Provisions under section 31(7)(c)(v) and (vi) go on to tell us what the warrant authorises the investigator to do. In particular, subparagraph (v) states:

to seize and retain anything that the investigator reasonably suspects has been used in, or may constitute evidence of, a prescribed offence, or issue a retention order in respect of such a thing requiring that it not be removed or interfered with without the approval of an investigator;

Subparagraph (vi) essentially enables the same thing in respect of an offence, other than 'other prescribed offence', and there are some qualifications. That tells us what is to happen and that there is the capacity to then issue a retention order.

We have two events that can result in goods being brought into the possession of ICAC; one has a time limit on it and one does not. If a seizure or retention order procedure is undertaken and, in particular, a retention order is issued, anything that is taken into possession essentially has a two-year limit on it—that is, if the retention order lapses after two years as defined in the designated period in the act. However, if an item is seized pursuant to a warrant, that can be held indefinitely. Obviously, the commissioner has the discretion to release that material, but it appears that there has been an evolution of our law in this regard, with two distinct alternate positions.

Bear in mind that in 2014 we were asked as a parliament to consider amending the six-month warrant limit and our parliament was happy to oblige. That was presented to us as too short a time for some inquiries and therefore there needed to be an extension, so we considered what I colloquially call the 'two-year rule'. I do not think that it was intended at that stage by anyone that there should be a limit on one and not the other, and I still do not think that there should be a distinction between these two items. I accepted that in 2014, and still today I accept that six months may be too short a time to deal with these matters.

Bear in mind that members might also be aware that in the issuing of warrants they lapse if they are not exercised within a month. We have certain protective rules around any potential abuse by any investigator who has the benefit of searching and seizing under warrants and some fairly strict guidelines that go with them, but there is nothing in the guidelines that I have been directed to that gives me any comfort that we have not dealt with this other matter.

I am happy for the Attorney to have a look at that between houses and to consider how we might best address it, but it seems to me that it is something that needs to be considered. Remember here that the items that are the subject of seizure under a warrant may not just be items owned by the person who is the subject of investigation. They may be the equipment or items of a third party; for example the most common, as one would expect, is other co-workers of the person under investigation, or agents for that person (an accountant, for example) who may have property or documents which are the subject of a seizure order—which, at present, can be indefinite, and I do think we need to tidy up that issue. I indicate that I am happy to work with both Commissioner Lander and with the government to have that dealt with.
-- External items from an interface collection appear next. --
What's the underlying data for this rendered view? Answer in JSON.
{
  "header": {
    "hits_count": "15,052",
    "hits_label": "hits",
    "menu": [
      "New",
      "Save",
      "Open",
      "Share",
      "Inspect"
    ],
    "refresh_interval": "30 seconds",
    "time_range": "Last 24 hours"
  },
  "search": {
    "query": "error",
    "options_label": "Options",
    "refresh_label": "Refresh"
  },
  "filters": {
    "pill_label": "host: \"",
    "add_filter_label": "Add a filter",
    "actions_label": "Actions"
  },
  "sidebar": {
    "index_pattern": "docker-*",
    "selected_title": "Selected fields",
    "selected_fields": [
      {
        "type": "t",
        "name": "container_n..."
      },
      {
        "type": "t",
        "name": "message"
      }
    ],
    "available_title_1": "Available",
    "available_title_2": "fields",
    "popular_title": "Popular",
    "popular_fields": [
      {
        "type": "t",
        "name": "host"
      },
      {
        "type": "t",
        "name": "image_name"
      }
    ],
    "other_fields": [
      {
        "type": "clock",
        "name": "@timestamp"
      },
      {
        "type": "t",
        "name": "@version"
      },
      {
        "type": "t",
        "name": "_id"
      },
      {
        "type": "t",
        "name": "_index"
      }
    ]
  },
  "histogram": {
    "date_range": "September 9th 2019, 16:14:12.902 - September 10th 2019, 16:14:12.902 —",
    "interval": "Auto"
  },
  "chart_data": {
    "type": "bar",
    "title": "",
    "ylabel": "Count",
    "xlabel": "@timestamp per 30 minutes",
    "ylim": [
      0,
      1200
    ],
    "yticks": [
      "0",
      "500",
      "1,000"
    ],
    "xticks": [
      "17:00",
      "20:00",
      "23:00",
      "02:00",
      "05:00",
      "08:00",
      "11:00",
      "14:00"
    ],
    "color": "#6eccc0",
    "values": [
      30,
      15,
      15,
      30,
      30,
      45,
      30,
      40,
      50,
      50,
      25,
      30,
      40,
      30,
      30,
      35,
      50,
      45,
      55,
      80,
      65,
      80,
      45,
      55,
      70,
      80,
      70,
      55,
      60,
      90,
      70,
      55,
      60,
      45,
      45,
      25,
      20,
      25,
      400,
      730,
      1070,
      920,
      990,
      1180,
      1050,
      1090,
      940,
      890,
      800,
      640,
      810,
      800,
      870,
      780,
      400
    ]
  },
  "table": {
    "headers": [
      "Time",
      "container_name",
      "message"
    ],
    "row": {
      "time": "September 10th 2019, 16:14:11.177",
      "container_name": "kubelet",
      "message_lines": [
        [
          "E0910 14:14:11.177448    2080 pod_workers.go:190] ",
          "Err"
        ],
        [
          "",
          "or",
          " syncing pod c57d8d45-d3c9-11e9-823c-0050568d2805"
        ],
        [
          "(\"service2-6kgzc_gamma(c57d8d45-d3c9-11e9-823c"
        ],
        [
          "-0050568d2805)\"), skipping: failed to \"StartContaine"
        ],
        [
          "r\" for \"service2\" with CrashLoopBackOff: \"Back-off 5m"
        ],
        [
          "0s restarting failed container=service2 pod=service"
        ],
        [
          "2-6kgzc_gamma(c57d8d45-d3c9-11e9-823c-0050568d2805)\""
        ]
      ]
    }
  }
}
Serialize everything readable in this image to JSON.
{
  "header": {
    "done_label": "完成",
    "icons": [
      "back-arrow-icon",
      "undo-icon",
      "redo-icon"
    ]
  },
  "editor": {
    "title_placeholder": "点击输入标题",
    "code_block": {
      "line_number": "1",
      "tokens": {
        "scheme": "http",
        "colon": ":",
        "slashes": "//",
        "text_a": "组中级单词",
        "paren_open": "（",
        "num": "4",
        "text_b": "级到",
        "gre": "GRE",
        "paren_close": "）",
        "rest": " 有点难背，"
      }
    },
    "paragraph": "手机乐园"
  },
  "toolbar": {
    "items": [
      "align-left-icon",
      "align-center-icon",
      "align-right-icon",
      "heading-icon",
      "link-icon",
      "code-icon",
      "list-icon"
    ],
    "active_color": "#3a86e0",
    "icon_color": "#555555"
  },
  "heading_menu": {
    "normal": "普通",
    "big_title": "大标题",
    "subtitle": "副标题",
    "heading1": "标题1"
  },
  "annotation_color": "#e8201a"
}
I conclude by confirming my appreciation to Commissioner Lander for his ongoing work. He has had a busy three years, and he has served South Australia well in his work to date. I would also like to record my appreciation of his registrar, Ms Patricia Christie, who has acted so well in the administration and ensured that we have our annual reports to parliament promptly, something I cannot say for every agency of the government. I thank them for their continued work.